I have spent considerable time in my life filling out forms to either leave a country or enter a country or stay in a country. My experience is perhaps not too different from many immigrants who decide to settle in a different country and also travel to different parts of the world. My first endeavor started when I took on the Herculean task of getting an Indian passport in my twenties. And do believe me when I tell you that it is no mean feat. It involves filling forms, producing many, many documents, standing in line, police verification….and the list goes on. Next was getting a fiancée visa to come to United States. Fortunately, my fiancé pushed the papers on that one so I only had to sign some papers and send him some documents. Once I came here, we got married within 10 days and thus began my sojourn to change my status to become a Resident Alien in this country. After several form filling and back and forth to United States Citizenship and Immigration Services, I got my green card or Resident Alien status. Although I am not an Englishman in New York, I sang along with Sting, “I’m an alien, a legal alien…” an Indian woman in Bawlmore!
After a year of getting my green card, Sean got transferred to India. We picked ourselves up and transplanted in New Delhi. I was beyond thrilled of course except when we had to come in to US twice a year. You see, if one has a green card in this country, they are required to live here for certain number of days and we were not fulfilling that requirement. The customs officers asked us many questions at the port of entry, nodded their heads, frowned, were nasty to me often and we were completely dependent on the clemency of the officer in question. I started having butterflies in my stomach as I stood in line to enter the country. After a harrowing experience each time, the officer stamped my passport and I breathed.
After 12 years of our marriage, I finally decided to seek citizenship of United States. Travel was difficult with Indian passport. Getting a citizenship involved form filling and trips to USCIS again. However, it was done. I got my US passport and right away I filed papers to obtain a PIO card to enter India without a visa.
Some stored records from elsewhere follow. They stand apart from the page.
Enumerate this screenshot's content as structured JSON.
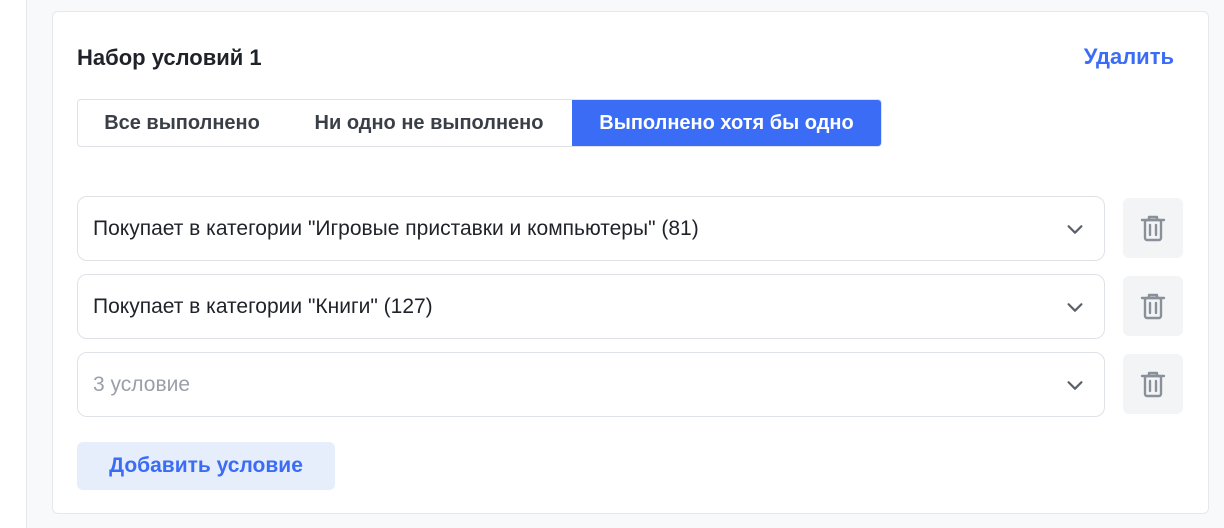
{
  "condition_set": {
    "title": "Набор условий 1",
    "delete_label": "Удалить"
  },
  "modes": [
    {
      "label": "Все выполнено",
      "active": false
    },
    {
      "label": "Ни одно не выполнено",
      "active": false
    },
    {
      "label": "Выполнено хотя бы одно",
      "active": true
    }
  ],
  "conditions": [
    {
      "value": "Покупает в категории \"Игровые приставки и компьютеры\" (81)"
    },
    {
      "value": "Покупает в категории \"Книги\" (127)"
    },
    {
      "value": "",
      "placeholder": "3 условие"
    }
  ],
  "add_label": "Добавить условие",
  "colors": {
    "accent": "#3b6cf6",
    "accent_light": "#e6edfb"
  },
  "icons": {
    "row_action": "trash-icon",
    "dropdown": "chevron-down-icon"
  }
}
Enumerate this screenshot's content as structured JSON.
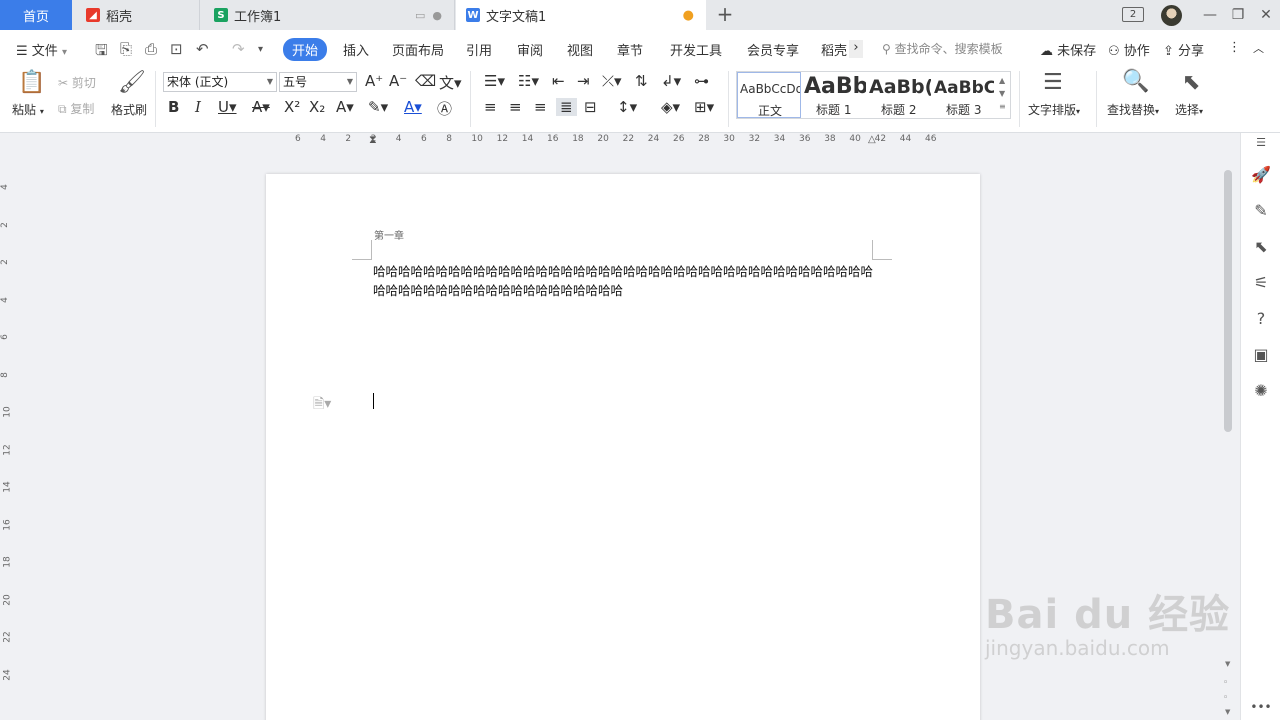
{
  "tabs": {
    "home": "首页",
    "daoke": "稻壳",
    "workbook": "工作簿1",
    "doc": "文字文稿1"
  },
  "titlebar": {
    "badge": "2"
  },
  "menu": {
    "file": "文件",
    "items": [
      "开始",
      "插入",
      "页面布局",
      "引用",
      "审阅",
      "视图",
      "章节",
      "开发工具",
      "会员专享",
      "稻壳"
    ],
    "search": "查找命令、搜索模板",
    "unsaved": "未保存",
    "collab": "协作",
    "share": "分享"
  },
  "ribbon": {
    "paste": "粘贴",
    "cut": "剪切",
    "copy": "复制",
    "format_painter": "格式刷",
    "font_name": "宋体 (正文)",
    "font_size": "五号",
    "styles": [
      {
        "preview": "AaBbCcDd",
        "label": "正文"
      },
      {
        "preview": "AaBb",
        "label": "标题 1"
      },
      {
        "preview": "AaBb(",
        "label": "标题 2"
      },
      {
        "preview": "AaBbC(",
        "label": "标题 3"
      }
    ],
    "text_layout": "文字排版",
    "find_replace": "查找替换",
    "select": "选择"
  },
  "ruler": {
    "h_ticks": [
      "6",
      "4",
      "2",
      "2",
      "4",
      "6",
      "8",
      "10",
      "12",
      "14",
      "16",
      "18",
      "20",
      "22",
      "24",
      "26",
      "28",
      "30",
      "32",
      "34",
      "36",
      "38",
      "40",
      "42",
      "44",
      "46"
    ],
    "v_ticks": [
      "4",
      "2",
      "2",
      "4",
      "6",
      "8",
      "10",
      "12",
      "14",
      "16",
      "18",
      "20",
      "22",
      "24"
    ]
  },
  "document": {
    "header": "第一章",
    "body": "哈哈哈哈哈哈哈哈哈哈哈哈哈哈哈哈哈哈哈哈哈哈哈哈哈哈哈哈哈哈哈哈哈哈哈哈哈哈哈哈哈哈哈哈哈哈哈哈哈哈哈哈哈哈哈哈哈哈哈哈"
  },
  "watermark": {
    "top": "Bai du 经验",
    "bottom": "jingyan.baidu.com"
  }
}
PIO card stands for People of Indian Origin. It was similar to a green card in US, no voting rights but the card ensured hassle free entry to my country of birth where my loved ones live. After a few years, Indian government decided to discontinue with PIO card and I had to convert my card to OCI one. OCI stands for Overseas Citizen of India which gives the card holders the same rights as PIO card holders. The whole point of writing all is this to show that I ensured that my entry to India was never delayed or hampered. I filled forms, I planned ahead. I was in control for the most part.
I used to worry about the 4 to 6 weeks that would take to renew my passport when the time came. I worried that if something happened to my parents in those 4 to 6 weeks I would not have any means to get to them. Now that worry seems so trivial. I worried about 4 – 6 weeks? I never thought a day would come when I would not be able to go to India for over a year. At the beginning of this nightmare, I was distraught and lived in agony. Then slowly I started realizing that the whole situation is not in my control. Pandemic taught me a valuable lesson to let go of things that I can not control. It was a hard lesson for someone like me, who likes to be in control but I did learn to let go.
I am a planner. I am planning to renew my passport and get my papers ready to go whenever I am able. But I am slowly learning to control my anxiety by chanting, “Let go of things beyond your control. Keep positive thoughts in your head. Let the negative go.”
There are nights when I still lie awake with disturbing thoughts. But then I count waves in my mind, breathe deeply and remind myself to let go. Easier said than done, but I try.